The word deboswellize means ‘to deprecate someone in a biography’. It’s derived from James Boswell, the celebrated biographer of Samuel Johnson. Anaxiphilia means ‘the act of falling in love with someone entirely inappropriate, by someone who should know better’. More emotive, and dripping with unspoken and tragic hopelessness, is the word anacampserote, which refers to ‘something which can bring back a lost love.’

None of these three words is likely to be on the tongues (or in the minds) of the average reader, and they were new to me until I recently encountered them, in Mrs. Byrne’s Dictionary of Unusual Obscure and Preposterous Words: Gathered from Numerous and Diverse Authoritative Sources, which may just be the most endlessly fascinating and entertaining lexicon I’ve yet encountered. (I’ll except the Oxford English Dictionary here, and possibly Johnson’s dictionary, on the grounds that they are beyond question in the fascination stakes for the sheer vastness of their achievement.) Read the rest of this entry

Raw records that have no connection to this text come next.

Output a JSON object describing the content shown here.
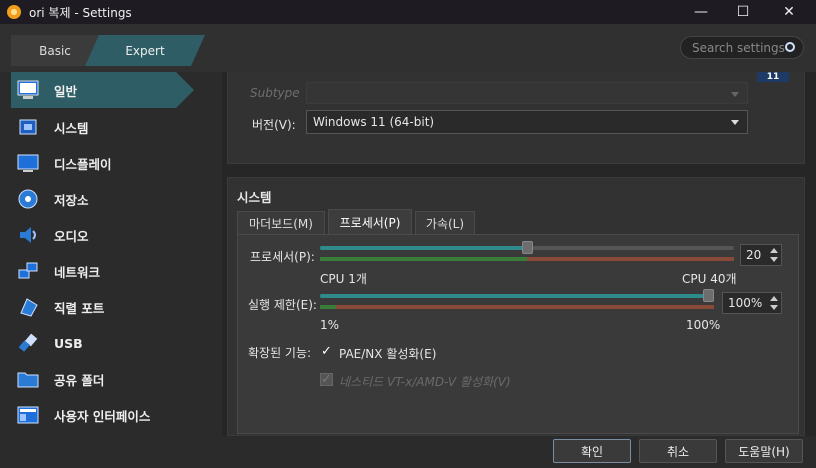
{
  "window": {
    "title": "ori 복제 - Settings",
    "controls": {
      "minimize": "—",
      "maximize": "☐",
      "close": "✕"
    }
  },
  "mode": {
    "basic": "Basic",
    "expert": "Expert"
  },
  "search": {
    "placeholder": "Search settings"
  },
  "sidebar": {
    "items": [
      {
        "label": "일반",
        "icon": "monitor-icon",
        "active": true
      },
      {
        "label": "시스템",
        "icon": "chip-icon"
      },
      {
        "label": "디스플레이",
        "icon": "display-icon"
      },
      {
        "label": "저장소",
        "icon": "disk-icon"
      },
      {
        "label": "오디오",
        "icon": "speaker-icon"
      },
      {
        "label": "네트워크",
        "icon": "network-icon"
      },
      {
        "label": "직렬 포트",
        "icon": "serial-port-icon"
      },
      {
        "label": "USB",
        "icon": "usb-icon"
      },
      {
        "label": "공유 폴더",
        "icon": "folder-icon"
      },
      {
        "label": "사용자 인터페이스",
        "icon": "ui-icon"
      }
    ]
  },
  "general": {
    "subtype_label": "Subtype",
    "version_label": "버전(V):",
    "version_value": "Windows 11 (64-bit)",
    "os_badge": "11"
  },
  "system": {
    "title": "시스템",
    "tabs": [
      {
        "label": "마더보드(M)"
      },
      {
        "label": "프로세서(P)",
        "active": true
      },
      {
        "label": "가속(L)"
      }
    ],
    "processor": {
      "label": "프로세서(P):",
      "value": "20",
      "fraction": 0.5,
      "min_label": "CPU 1개",
      "max_label": "CPU 40개"
    },
    "exec_cap": {
      "label": "실행 제한(E):",
      "value": "100%",
      "fraction": 1.0,
      "min_label": "1%",
      "max_label": "100%"
    },
    "extended_label": "확장된 기능:",
    "pae_label": "PAE/NX 활성화(E)",
    "pae_checked": true,
    "vtx_label": "네스티드 VT-x/AMD-V 활성화(V)",
    "vtx_checked": true
  },
  "buttons": {
    "ok": "확인",
    "cancel": "취소",
    "help": "도움말(H)"
  },
  "colors": {
    "accent": "#2e5d66",
    "slider_fill": "#2e8b8b",
    "tick_green": "#3a7d3a",
    "tick_red": "#8a4a3a"
  }
}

Michael Moorcock’s Dorian Hawkmoon: Fast-Paced Fantasy

In this week’s Dispatches from The Secret Library, Dr Oliver Tearle revisits the deftly plotted fantasy novels of Michael Moorcock

It’s not as well-known as it should be that C. S. Lewis nominated his fellow Inkling, J. R. R. Tolkien, for the Nobel Prize in Literature. In 1961, the Chronicles of Narnia author put forward the author of The Lord of the Rings, and his one-time Oxford colleague, for the award. Although the two writers did not see eye to eye when it came to each other’s work, Lewis thought highly enough of Tolkien’s fiction to recommend him for this prestigious honour. However, the Nobel Prize committee rejected the nomination, stating that Tolkien’s work ‘has not in any way measured up to storytelling of the highest quality.’

Tens of millions of readers would disagree, but I’ve always found it difficult to enjoy The Lord of the Rings as pure storytelling. As an epic in the tradition of the Nordic and Icelandic sagas it is vast and well-realised, and the world-building – especially when it comes to Tolkien’s métier, languages and philology – is often wonderfully detailed and believable. But the Read the rest of this entry